Background: Children with pervasive developmental disorder (PDD) show behavioral abnormalities in gaze and face processing, but recent studies have indicated that normal activation of face-specific brain areas in response to faces is possible in this group. It is not clear whether the brain activity related to gaze processing is also normal in children with PDD. Methods: Event-related brain potentials (ERPs) were measured during two spatial attention tasks in which a centrally presented stimulus served as cue for the location of a forthcoming target. In one task faces were used as cues, and in the other arrows. Seventeen children with PDD and 18 age- and IQ-matched control children were tested. Results: Face stimuli elicited the same specific ERP activity in both groups. Also, both children with PDD and controls showed shorter reaction times as well as larger amplitudes and shorter latency times of several ERP peaks to congruently cued targets than to incongruently cued targets in both tasks. However, children with PDD showed abnormally small occipital ERPs in response to both face and arrow stimuli. Conclusion: The results provide evidence for the capability of normal processing of face and gaze change in children with PDD. The smaller occipital activity might be related to more general abnormalities in perception.

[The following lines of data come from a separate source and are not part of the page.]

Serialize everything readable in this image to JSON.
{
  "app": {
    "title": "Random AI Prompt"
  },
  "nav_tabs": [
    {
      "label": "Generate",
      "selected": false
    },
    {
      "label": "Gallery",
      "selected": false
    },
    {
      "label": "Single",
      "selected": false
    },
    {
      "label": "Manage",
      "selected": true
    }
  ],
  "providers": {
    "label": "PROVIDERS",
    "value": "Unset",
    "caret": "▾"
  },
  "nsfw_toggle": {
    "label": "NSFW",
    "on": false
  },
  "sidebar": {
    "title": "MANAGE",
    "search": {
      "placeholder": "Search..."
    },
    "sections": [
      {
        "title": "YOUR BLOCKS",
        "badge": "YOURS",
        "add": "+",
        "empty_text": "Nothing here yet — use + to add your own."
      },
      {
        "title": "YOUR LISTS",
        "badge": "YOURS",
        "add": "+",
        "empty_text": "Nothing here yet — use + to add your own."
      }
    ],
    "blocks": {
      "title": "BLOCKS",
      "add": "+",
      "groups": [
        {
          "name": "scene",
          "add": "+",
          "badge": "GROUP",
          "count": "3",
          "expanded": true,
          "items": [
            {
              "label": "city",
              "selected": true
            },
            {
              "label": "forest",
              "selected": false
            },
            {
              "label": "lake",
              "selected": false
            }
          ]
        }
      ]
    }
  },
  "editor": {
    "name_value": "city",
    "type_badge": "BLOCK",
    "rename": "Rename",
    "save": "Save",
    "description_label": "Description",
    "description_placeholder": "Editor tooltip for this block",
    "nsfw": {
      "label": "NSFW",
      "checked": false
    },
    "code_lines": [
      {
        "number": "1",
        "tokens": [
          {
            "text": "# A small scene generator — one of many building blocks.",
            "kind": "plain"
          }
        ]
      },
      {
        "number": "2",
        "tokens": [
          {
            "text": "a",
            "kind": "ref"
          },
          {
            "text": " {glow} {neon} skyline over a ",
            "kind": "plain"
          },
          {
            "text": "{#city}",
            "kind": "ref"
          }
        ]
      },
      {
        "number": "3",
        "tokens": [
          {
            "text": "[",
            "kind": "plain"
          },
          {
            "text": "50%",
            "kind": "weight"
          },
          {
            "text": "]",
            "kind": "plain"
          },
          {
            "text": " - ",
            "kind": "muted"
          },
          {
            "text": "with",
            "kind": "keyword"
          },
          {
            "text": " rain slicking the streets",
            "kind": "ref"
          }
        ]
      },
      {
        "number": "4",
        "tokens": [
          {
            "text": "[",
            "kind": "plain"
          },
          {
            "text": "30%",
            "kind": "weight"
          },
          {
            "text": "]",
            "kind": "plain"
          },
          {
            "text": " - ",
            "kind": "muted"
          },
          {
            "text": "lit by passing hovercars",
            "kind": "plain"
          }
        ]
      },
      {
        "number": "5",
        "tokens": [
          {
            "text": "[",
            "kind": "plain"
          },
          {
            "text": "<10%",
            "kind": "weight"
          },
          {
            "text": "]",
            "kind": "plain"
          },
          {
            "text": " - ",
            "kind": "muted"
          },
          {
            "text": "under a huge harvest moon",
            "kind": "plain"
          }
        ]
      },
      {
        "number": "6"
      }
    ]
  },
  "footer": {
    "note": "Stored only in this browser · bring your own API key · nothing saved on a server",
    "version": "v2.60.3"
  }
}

Kemner, C., Schuller, A. M., & van Engeland, H. (2006). Electrocortical reflections of face and gaze processing in children with pervasive developmental disorder. Journal of Child Psychology and Psychiatry, 47(10), 1063-1072. https://doi.org/10.1111/j.1469-7610.2006.01678.x